(Requirement): Copy each line of the entries below that contains the string "sensors".
[[ Entries supplied open ]]
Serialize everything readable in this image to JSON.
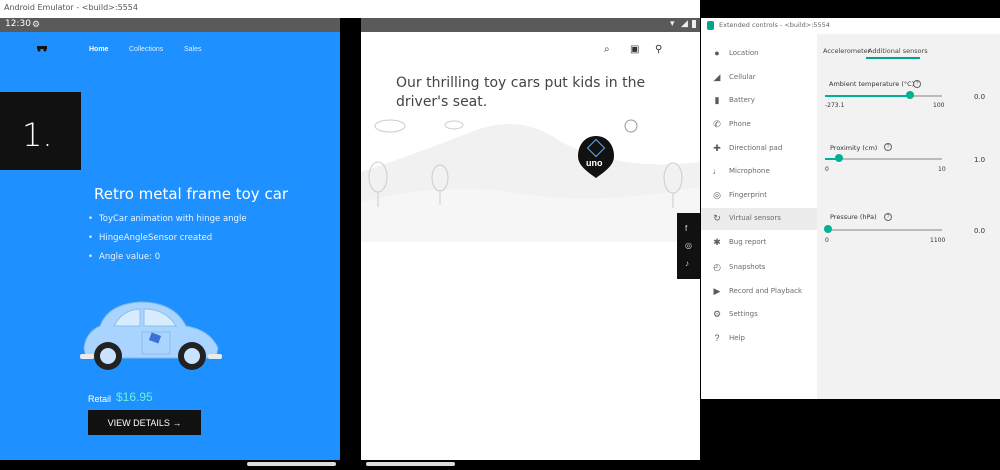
{
  "emulator": {
    "title": "Android Emulator - <build>:5554"
  },
  "status": {
    "time": "12:30"
  },
  "left": {
    "nav": [
      "Home",
      "Collections",
      "Sales"
    ],
    "number": "1.",
    "title": "Retro metal frame toy car",
    "bullets": [
      "ToyCar animation with hinge angle",
      "HingeAngleSensor created",
      "Angle value: 0"
    ],
    "retail_label": "Retail",
    "price": "$16.95",
    "button": "VIEW DETAILS →"
  },
  "right": {
    "headline": "Our thrilling toy cars put kids in the driver's seat.",
    "logo_text": "uno"
  },
  "extended": {
    "title": "Extended controls - <build>:5554",
    "sidebar": [
      {
        "label": "Location",
        "icon": "location-pin-icon"
      },
      {
        "label": "Cellular",
        "icon": "signal-icon"
      },
      {
        "label": "Battery",
        "icon": "battery-icon"
      },
      {
        "label": "Phone",
        "icon": "phone-icon"
      },
      {
        "label": "Directional pad",
        "icon": "dpad-icon"
      },
      {
        "label": "Microphone",
        "icon": "microphone-icon"
      },
      {
        "label": "Fingerprint",
        "icon": "fingerprint-icon"
      },
      {
        "label": "Virtual sensors",
        "icon": "rotate-icon"
      },
      {
        "label": "Bug report",
        "icon": "bug-icon"
      },
      {
        "label": "Snapshots",
        "icon": "history-icon"
      },
      {
        "label": "Record and Playback",
        "icon": "video-icon"
      },
      {
        "label": "Settings",
        "icon": "gear-icon"
      },
      {
        "label": "Help",
        "icon": "help-icon"
      }
    ],
    "tabs": [
      "Accelerometer",
      "Additional sensors"
    ],
    "sensors": [
      {
        "label": "Ambient temperature (°C)",
        "min": "-273.1",
        "max": "100",
        "value": "0.0",
        "fraction": 0.73
      },
      {
        "label": "Proximity (cm)",
        "min": "0",
        "max": "10",
        "value": "1.0",
        "fraction": 0.1
      },
      {
        "label": "Pressure (hPa)",
        "min": "0",
        "max": "1100",
        "value": "0.0",
        "fraction": 0.0
      }
    ]
  },
  "colors": {
    "left_bg": "#1e90ff",
    "accent": "#00b195",
    "price": "#6ff0d8"
  }
}
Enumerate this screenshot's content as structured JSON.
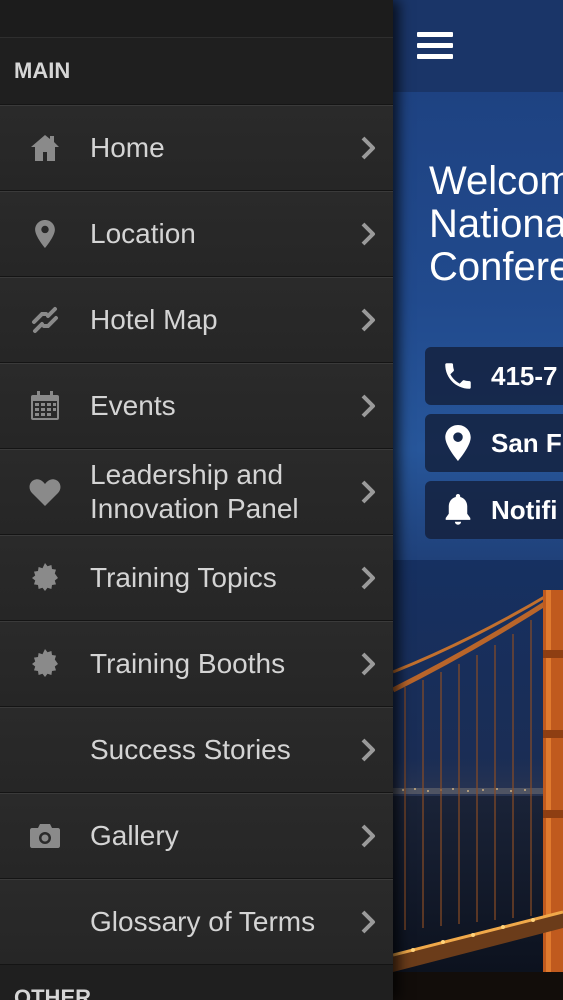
{
  "content": {
    "welcome_lines": [
      "Welcome to the",
      "National",
      "Conference"
    ],
    "contacts": {
      "phone": "415-7",
      "location": "San F",
      "notifications": "Notifi"
    }
  },
  "sidebar": {
    "main_section": "MAIN",
    "items": [
      {
        "label": "Home",
        "icon": "home-icon"
      },
      {
        "label": "Location",
        "icon": "map-pin-icon"
      },
      {
        "label": "Hotel Map",
        "icon": "link-icon"
      },
      {
        "label": "Events",
        "icon": "calendar-icon"
      },
      {
        "label": "Leadership and Innovation Panel",
        "icon": "heart-icon"
      },
      {
        "label": "Training Topics",
        "icon": "badge-icon"
      },
      {
        "label": "Training Booths",
        "icon": "badge-icon"
      },
      {
        "label": "Success Stories",
        "icon": ""
      },
      {
        "label": "Gallery",
        "icon": "camera-icon"
      },
      {
        "label": "Glossary of Terms",
        "icon": ""
      }
    ],
    "other_section": "OTHER"
  },
  "colors": {
    "drawer_bg": "#232323",
    "content_blue": "#214a8d",
    "text_light": "#d4d4d4"
  }
}
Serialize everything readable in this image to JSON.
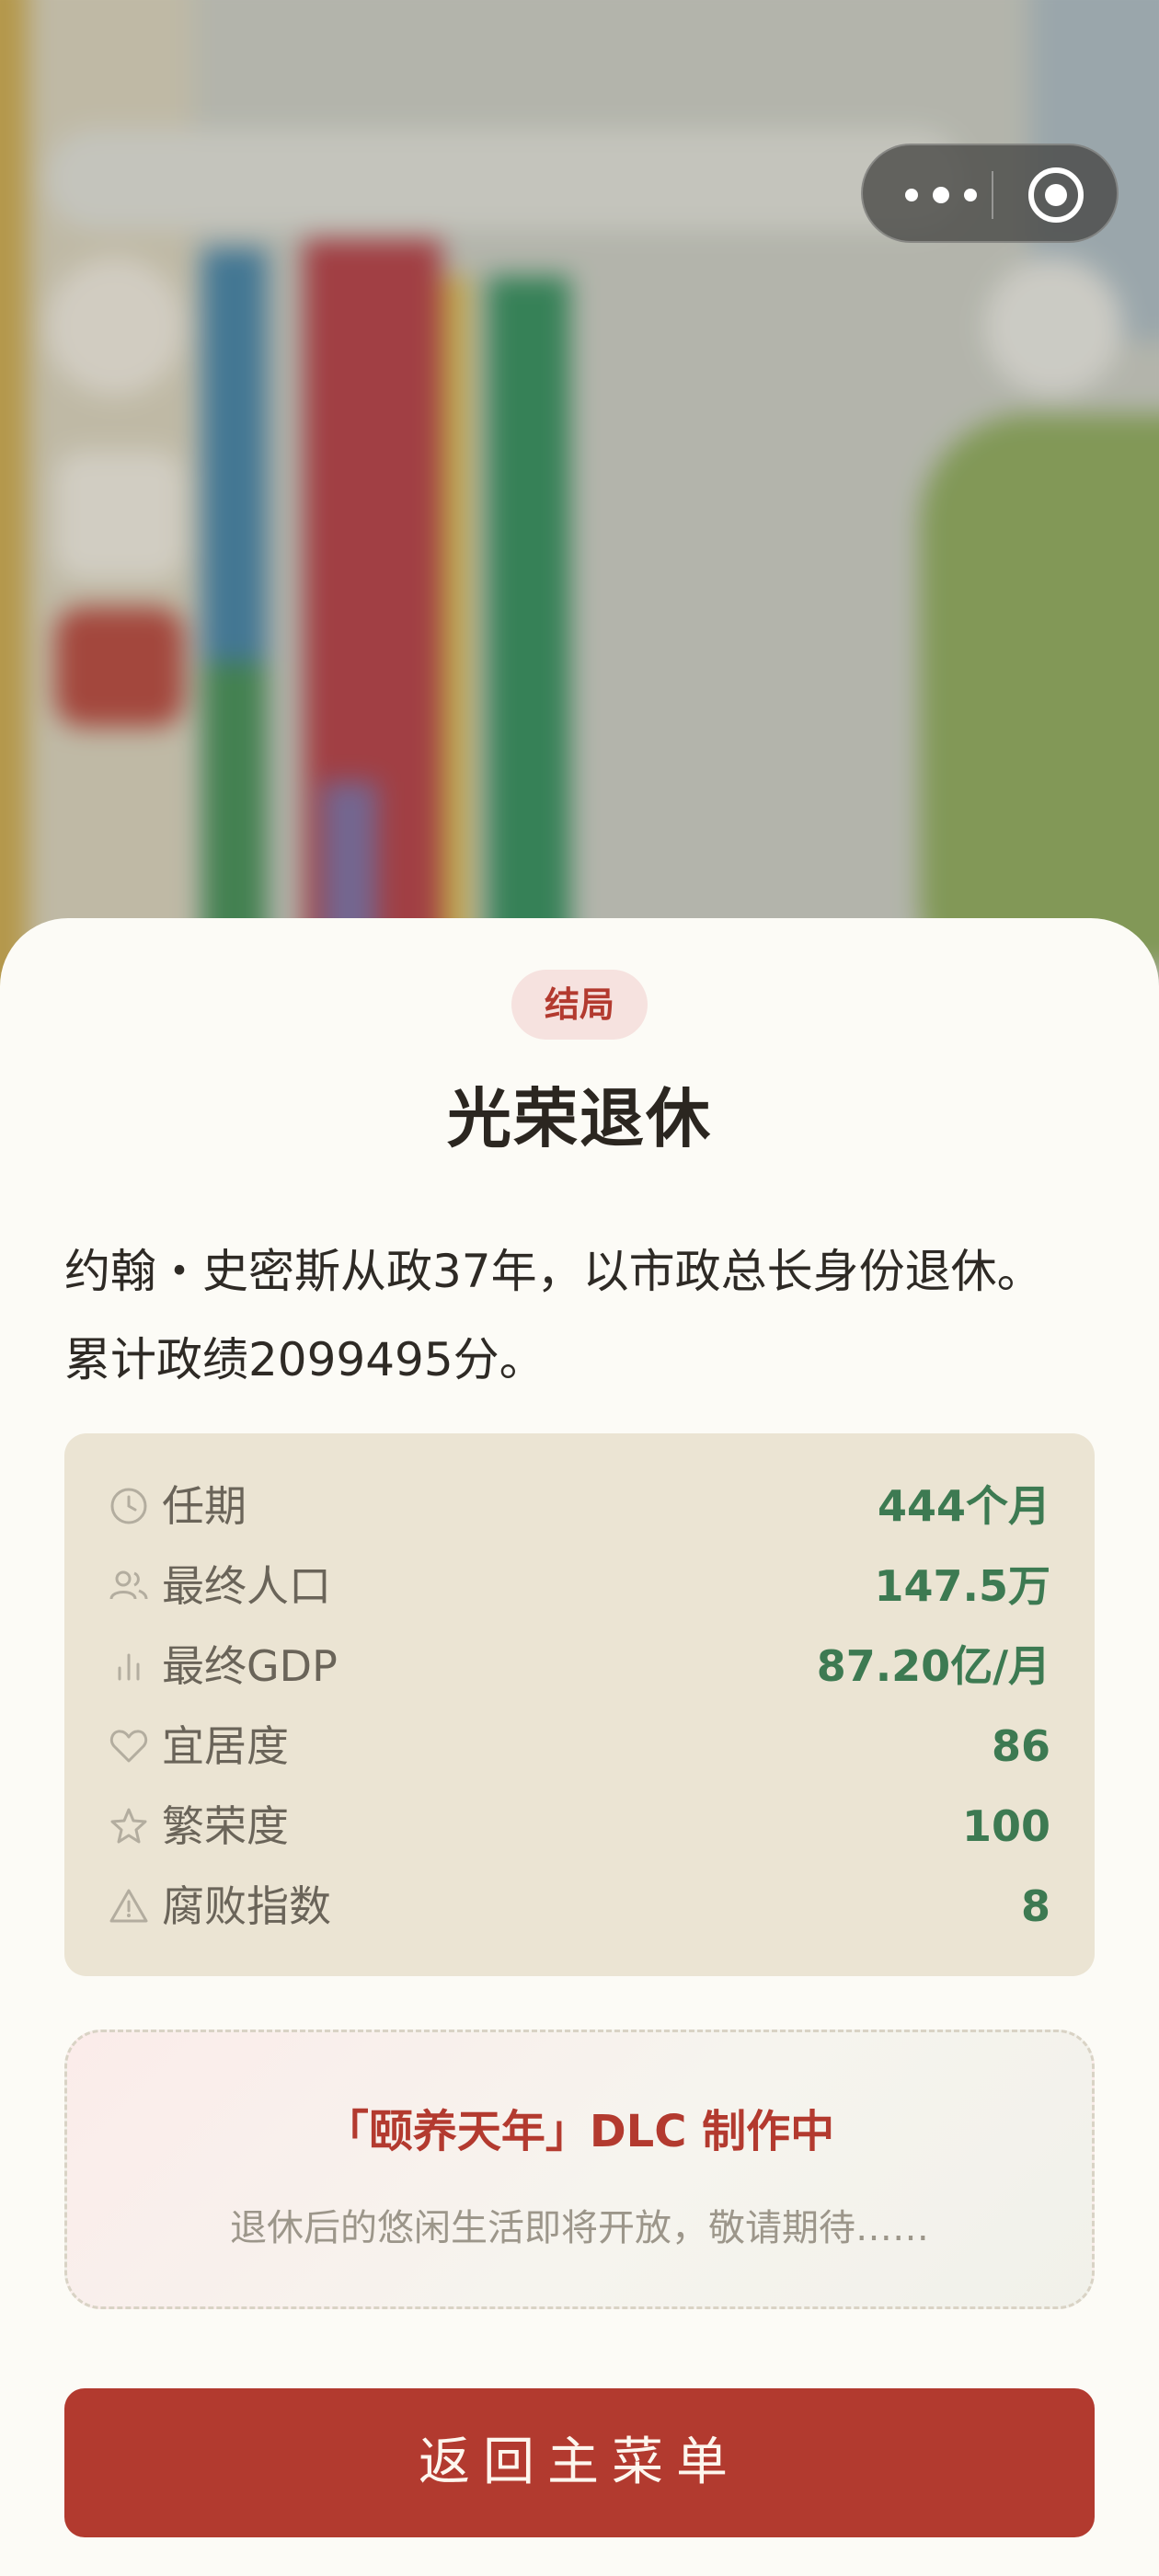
{
  "capsule": {
    "more_icon": "more-dots-icon",
    "close_icon": "record-close-icon"
  },
  "result": {
    "tag": "结局",
    "title": "光荣退休",
    "description_line1": "约翰・史密斯从政37年，以市政总长身份退休。",
    "description_line2": "累计政绩2099495分。"
  },
  "stats": [
    {
      "icon": "clock-icon",
      "label": "任期",
      "value": "444个月"
    },
    {
      "icon": "users-icon",
      "label": "最终人口",
      "value": "147.5万"
    },
    {
      "icon": "bar-chart-icon",
      "label": "最终GDP",
      "value": "87.20亿/月"
    },
    {
      "icon": "heart-icon",
      "label": "宜居度",
      "value": "86"
    },
    {
      "icon": "star-icon",
      "label": "繁荣度",
      "value": "100"
    },
    {
      "icon": "warning-icon",
      "label": "腐败指数",
      "value": "8"
    }
  ],
  "dlc": {
    "title": "「颐养天年」DLC 制作中",
    "subtitle": "退休后的悠闲生活即将开放，敬请期待……"
  },
  "home_button": {
    "label": "返回主菜单"
  },
  "colors": {
    "accent_red": "#b23a2f",
    "value_green": "#3d7a52",
    "sheet_bg": "#fcfbf6",
    "stats_bg": "#ebe4d3"
  }
}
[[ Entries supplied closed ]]
(Task answer):
        "label": "Virtual sensors",
      "Additional sensors"
    "sensors": [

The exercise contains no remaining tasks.